In a decision signed September 21, 2017 in an adversary proceeding related to the Boomerang Systems bankruptcy (case 15-11729), Judge Walrath of the Delaware Bankruptcy Court denied a defendants FRCP 12(b)(6) motion to dismiss a preference complaint. Judge Walrath’s opinion is available here (the “Opinion”).
Judge Walrath first provided the requirements for a preference action to survive a motion to dismiss. Quoting Stanziale v. DMJ Gas-Mktg. Consultants, LLC (In re Tri-Valley Corp.), Adv. No. 14-50446 (MFW), 2015 WL 110074, at *2 (Bankr. D. Del. Jan. 7, 2015), Judge Walrath stated that “to satisfy Rule 8, the complaint must identify each alleged preferential transfer by the date of the transfer, the name of the debtor/transferor, the name of the transferee, and the amount transferred.” Opinion at *5.

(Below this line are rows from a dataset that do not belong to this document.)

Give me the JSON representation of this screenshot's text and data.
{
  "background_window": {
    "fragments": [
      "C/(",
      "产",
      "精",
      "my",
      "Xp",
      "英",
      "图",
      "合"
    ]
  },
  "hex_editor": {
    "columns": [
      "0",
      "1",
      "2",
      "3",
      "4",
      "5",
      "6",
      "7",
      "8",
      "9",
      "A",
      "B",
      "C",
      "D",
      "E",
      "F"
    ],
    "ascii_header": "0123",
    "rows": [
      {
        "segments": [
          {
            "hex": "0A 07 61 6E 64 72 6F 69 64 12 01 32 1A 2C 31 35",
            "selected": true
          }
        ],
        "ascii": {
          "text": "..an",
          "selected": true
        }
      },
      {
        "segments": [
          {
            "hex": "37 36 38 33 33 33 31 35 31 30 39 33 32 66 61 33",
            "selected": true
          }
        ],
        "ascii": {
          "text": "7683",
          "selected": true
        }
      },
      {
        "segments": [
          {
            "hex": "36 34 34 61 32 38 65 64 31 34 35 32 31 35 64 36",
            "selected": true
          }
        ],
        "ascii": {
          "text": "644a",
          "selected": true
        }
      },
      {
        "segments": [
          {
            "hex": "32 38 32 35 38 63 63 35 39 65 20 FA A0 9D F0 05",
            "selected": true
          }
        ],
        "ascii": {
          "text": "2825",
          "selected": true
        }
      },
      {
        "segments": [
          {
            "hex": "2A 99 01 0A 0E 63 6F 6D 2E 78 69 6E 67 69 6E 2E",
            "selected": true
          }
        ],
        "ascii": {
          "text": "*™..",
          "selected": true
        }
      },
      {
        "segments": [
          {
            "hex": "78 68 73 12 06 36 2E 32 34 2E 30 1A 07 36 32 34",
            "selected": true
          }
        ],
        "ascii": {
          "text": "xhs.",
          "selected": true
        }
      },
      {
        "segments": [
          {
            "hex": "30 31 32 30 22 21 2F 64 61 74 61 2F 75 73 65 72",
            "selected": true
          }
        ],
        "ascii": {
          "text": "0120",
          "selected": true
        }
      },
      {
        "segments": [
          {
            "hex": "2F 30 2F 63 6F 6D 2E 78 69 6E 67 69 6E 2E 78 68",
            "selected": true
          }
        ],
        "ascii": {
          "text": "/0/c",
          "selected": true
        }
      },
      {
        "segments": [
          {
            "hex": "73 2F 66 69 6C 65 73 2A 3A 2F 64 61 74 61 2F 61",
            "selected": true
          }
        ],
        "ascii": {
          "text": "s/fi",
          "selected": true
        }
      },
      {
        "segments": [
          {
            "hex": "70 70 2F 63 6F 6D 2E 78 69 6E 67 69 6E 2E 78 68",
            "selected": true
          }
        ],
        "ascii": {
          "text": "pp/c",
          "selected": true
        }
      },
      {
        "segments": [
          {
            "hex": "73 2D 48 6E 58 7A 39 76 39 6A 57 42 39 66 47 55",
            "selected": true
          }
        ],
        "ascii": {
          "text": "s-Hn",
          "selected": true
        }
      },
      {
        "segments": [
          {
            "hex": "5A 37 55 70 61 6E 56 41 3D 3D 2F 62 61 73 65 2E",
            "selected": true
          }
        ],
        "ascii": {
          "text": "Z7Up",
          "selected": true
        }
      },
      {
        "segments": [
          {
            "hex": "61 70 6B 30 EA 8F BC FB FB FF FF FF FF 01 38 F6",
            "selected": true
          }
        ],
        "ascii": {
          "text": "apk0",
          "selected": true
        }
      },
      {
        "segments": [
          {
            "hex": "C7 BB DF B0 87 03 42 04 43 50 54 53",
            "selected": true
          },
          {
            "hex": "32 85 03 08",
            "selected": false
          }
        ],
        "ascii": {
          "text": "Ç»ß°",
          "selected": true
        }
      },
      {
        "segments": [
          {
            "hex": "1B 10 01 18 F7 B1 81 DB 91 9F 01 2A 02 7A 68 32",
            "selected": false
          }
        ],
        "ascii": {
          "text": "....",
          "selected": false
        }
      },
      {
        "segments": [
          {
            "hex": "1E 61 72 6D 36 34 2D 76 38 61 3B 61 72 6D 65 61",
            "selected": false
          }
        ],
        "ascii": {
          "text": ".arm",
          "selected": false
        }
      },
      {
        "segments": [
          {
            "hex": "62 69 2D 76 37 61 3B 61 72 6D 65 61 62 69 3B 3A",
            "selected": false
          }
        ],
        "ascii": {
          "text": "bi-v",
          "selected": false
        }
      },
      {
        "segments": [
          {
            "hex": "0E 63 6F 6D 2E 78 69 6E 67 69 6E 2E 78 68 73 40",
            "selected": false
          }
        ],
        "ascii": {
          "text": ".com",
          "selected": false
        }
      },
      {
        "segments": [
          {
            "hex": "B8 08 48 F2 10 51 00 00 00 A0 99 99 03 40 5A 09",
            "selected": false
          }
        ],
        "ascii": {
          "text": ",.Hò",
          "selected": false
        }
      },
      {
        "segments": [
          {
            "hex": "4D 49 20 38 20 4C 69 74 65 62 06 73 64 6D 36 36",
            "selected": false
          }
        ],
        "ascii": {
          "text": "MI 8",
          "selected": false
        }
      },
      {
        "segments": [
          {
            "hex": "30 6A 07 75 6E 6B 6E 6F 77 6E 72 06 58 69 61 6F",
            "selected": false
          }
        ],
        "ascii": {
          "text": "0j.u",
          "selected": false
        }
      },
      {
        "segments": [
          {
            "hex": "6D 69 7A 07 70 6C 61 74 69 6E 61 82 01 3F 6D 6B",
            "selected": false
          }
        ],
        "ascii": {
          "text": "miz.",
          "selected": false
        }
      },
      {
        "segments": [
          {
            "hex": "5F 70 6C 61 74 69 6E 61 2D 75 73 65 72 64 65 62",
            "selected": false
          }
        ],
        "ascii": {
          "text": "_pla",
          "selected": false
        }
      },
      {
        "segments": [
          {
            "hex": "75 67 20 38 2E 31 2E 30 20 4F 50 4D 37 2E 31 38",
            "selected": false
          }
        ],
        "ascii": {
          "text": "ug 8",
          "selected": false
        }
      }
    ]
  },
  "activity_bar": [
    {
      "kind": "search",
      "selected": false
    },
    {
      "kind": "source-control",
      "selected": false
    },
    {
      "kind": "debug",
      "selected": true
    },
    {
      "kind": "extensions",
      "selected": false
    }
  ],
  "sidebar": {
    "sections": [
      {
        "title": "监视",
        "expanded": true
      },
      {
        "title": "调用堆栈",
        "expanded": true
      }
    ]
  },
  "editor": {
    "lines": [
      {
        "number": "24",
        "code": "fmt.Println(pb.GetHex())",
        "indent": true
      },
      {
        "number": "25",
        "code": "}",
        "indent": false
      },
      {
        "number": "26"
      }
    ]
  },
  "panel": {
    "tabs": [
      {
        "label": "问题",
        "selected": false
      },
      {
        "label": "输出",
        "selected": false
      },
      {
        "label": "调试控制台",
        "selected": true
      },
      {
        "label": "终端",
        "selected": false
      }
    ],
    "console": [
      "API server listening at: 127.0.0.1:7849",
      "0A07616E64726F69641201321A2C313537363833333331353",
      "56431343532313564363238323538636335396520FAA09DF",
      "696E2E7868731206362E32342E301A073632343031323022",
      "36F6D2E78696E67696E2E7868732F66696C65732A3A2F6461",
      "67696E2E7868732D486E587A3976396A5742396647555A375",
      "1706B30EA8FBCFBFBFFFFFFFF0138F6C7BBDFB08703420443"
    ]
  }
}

In this case, Gavin Solmonese, LLC, the liquidating trustee of Boomerang Systems (the “Liquidating Trustee”), filed a preference action that is, in Delaware, a fairly routine pleading. In its complaint, the Liquidating Trustee alleged the amount, date, and method of payment made by the Debtors to the Defendant. Judge Walrath held that “this allegation is sufficient to allege a preferential transfer.” Opinion at *6.
The Defendant asserted its affirmative defenses as grounds for dismissal of the complaint. However, as the Court held, “these defenses are not grounds to dismiss the action under Rule 12.” Opinion at *6. A 12(b)(6) dismissal requires a deficiency in the plaintiff’s pleading.
Avoidance actions are painful for defendants – particularly when they are innocent actors. But the innocence of a preference defendant is not a defense. The only defenses available are those provided by statute – 11 U.S.C. § 547(c). We have provided an overview of these defenses in our short booklet A Preference Reference.
John Bird practices with the law firm Fox Rothschild LLP and is resident in Portland, Oregon. You can reach John at 302-622-4263, or email@example.com.